The acting across the board is terrific, but the standout, for me, was Jeremy Renner, as Sgt. Doyle. This guy is going to be a movie star. He simply oozes charisma, charm, and humor. I find it hard to believe that he could pull off playing Dahmer, so I guess I will have to check that one out. Also terrific was Robert Carlyle. In his non-infected scenes, he plays a father wracked with guilt over not staying behind to try to save his wife. I can assure you, I would have been out of there with him and you probably would too, but his children wouldn't understand. The rage virus is a new kind of evil. There really is no fighting it. The best course of action is to hide and wait for everyone to starve. If you run and hide, you might live. If you stay and fight, you WILL die or worse, become one of them. I can relate to Don's decision. I can't really relate to what happens to him after he kisses his carrier wife, but I think it's an interesting thing what the filmmakers did with him. Don is constantly showing up in scenes throughout the film, as if he's tracking his children. It is strongly implied that Don is still, in part, human, still wants to find his children, still LOVES them. Only now, his way of showing his love is to rip off their faces and puke blood down their throats. Still, these infected aren't simply the mindless ragers from the first film. It's almost like they've evolved a little since the first outbreak. George Romero would be proud.

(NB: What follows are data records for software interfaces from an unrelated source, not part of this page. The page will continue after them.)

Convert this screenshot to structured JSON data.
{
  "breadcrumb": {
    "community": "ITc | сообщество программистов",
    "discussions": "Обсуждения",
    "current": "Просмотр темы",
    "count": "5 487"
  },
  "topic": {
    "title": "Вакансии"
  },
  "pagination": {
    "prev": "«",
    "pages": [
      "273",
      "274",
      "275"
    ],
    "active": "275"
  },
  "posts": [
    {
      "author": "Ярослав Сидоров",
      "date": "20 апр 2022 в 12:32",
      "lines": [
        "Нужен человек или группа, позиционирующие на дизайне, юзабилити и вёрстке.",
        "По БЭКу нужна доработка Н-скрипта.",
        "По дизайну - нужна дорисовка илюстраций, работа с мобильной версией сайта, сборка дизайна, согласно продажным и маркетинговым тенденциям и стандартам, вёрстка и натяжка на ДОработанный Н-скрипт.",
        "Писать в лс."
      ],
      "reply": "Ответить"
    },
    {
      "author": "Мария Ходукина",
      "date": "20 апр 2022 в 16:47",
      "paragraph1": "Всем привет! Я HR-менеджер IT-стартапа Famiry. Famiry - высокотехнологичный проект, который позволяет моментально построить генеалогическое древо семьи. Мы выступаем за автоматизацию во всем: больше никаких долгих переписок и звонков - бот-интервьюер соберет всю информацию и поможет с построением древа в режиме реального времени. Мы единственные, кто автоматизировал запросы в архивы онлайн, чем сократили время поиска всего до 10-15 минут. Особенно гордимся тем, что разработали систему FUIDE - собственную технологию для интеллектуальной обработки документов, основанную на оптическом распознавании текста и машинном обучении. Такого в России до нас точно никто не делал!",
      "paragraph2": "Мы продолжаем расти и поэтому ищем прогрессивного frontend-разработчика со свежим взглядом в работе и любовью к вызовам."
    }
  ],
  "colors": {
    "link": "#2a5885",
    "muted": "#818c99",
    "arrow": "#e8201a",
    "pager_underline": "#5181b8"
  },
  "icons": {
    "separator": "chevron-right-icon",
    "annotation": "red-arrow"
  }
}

This is the scariest movie of the year AND I still make that contention after my second viewing. After The Descent, it's probably my favorite horror film of the decade. The final shot, let's just say it involves the Eifel Tower, is amazing and has me completely amped for the next sequel. It's better than the Dawn of the Dead remake, better than Land of the Dead, better than any fucking torture porn, and yes, better than 28 Days Later. The director, Juan Carlos Fresnadillo (Intacto) has an extremely bright future ahead of him.
Alas, I'm still a little disappointed that they didn't go with their first idea for this film, events that would occur during the first outbreak of 28 Days Later. British special forces are charged with rescuing the Queen and the Prime Minister. God, a Zombie Queen! I thought I was the first one to think of that!